So, Susie, if I was writing the body text, I would say, light is an amazing thing. Think how bad it would be to not have it. It would be like 321 degrees minus zero Kelvin. We'd all be freezing. That would be really, really bad. And if we had no light, there would be no life. I wouldn't be able to see and I'd be bumping into things. God, I hate bumping into things. Thank You for making light.
That would be a really great blessing. But that's not Susie's blessing. Instead, Susie starts talking about God renewing and recreating creation every day. And I'm thinking to myself, Susie, what are you talking about? What do you even mean? God made creation once. He didn't make creation a zillion times, every single day. So Susie explains, and, by the way, this is the explanation that I was given in school, I wonder if you ever came across this language in school, or what explanation you were given, but the explanation I was given was actually very abstract and very philosophical. And imagine Susie sat Mommy down and said, Mommy, here's what I mean. You see, it wasn't that God just created the world once, because the truth is that God is like the energy behind the world. So if God would withdraw His energy from the world, it would all evaporate like nothing.
There's a paragraph in Maimonides to this effect, and she shows me the paragraph. And I start nodding my head and I say, okay, I see what you're talking about. And Susie says, you see, if God would withdraw His power from creation, that tree over there would, like, evaporate. So the only reason why that tree is there, Mommy, is because really God didn't just create things once in the six days of creation. He's recreating that tree every day. Not just every day, every second, Mommy, that tree is being created. That wall, He's creating. He's creating every last little thing all the time, and that's what we're talking about in this prayer.
And I'm looking at little Susie, and I say, little Susie, that is a very fascinating abstract concept, but I do not see that it has anything to do with this blessing of Shema that you're making about light. What are you even talking about, Susie?
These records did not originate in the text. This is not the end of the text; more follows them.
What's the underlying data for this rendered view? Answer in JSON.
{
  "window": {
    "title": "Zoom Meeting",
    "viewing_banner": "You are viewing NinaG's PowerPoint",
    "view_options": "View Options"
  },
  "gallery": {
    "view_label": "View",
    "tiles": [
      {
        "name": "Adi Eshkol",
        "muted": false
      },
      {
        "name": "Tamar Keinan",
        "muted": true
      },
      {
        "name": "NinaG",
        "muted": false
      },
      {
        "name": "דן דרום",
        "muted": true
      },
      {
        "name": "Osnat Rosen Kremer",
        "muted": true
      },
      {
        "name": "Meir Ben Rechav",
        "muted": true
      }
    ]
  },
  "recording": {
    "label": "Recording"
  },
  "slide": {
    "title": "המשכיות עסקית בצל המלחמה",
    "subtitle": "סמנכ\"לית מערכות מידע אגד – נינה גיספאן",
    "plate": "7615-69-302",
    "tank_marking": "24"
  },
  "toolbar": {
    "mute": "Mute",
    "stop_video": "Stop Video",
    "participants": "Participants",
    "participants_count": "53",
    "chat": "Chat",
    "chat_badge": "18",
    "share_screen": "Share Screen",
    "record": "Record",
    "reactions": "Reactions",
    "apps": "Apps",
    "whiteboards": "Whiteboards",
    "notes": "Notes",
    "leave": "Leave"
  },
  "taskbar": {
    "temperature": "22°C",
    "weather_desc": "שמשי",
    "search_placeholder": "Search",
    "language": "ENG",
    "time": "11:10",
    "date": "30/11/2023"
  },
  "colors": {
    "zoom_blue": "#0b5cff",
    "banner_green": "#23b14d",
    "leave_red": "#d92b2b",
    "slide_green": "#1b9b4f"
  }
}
So I have three basic questions about prayer. A. why is Shema part of prayer? It's just a declaration of faith. Where is the prayerful part of Shema, so to speak? Two, why does the blessing of Shema start off with the blessing about light? And three, why does the blessing about light go off the rails to talk about creation and how great that God has all these things? What does that have to do with light?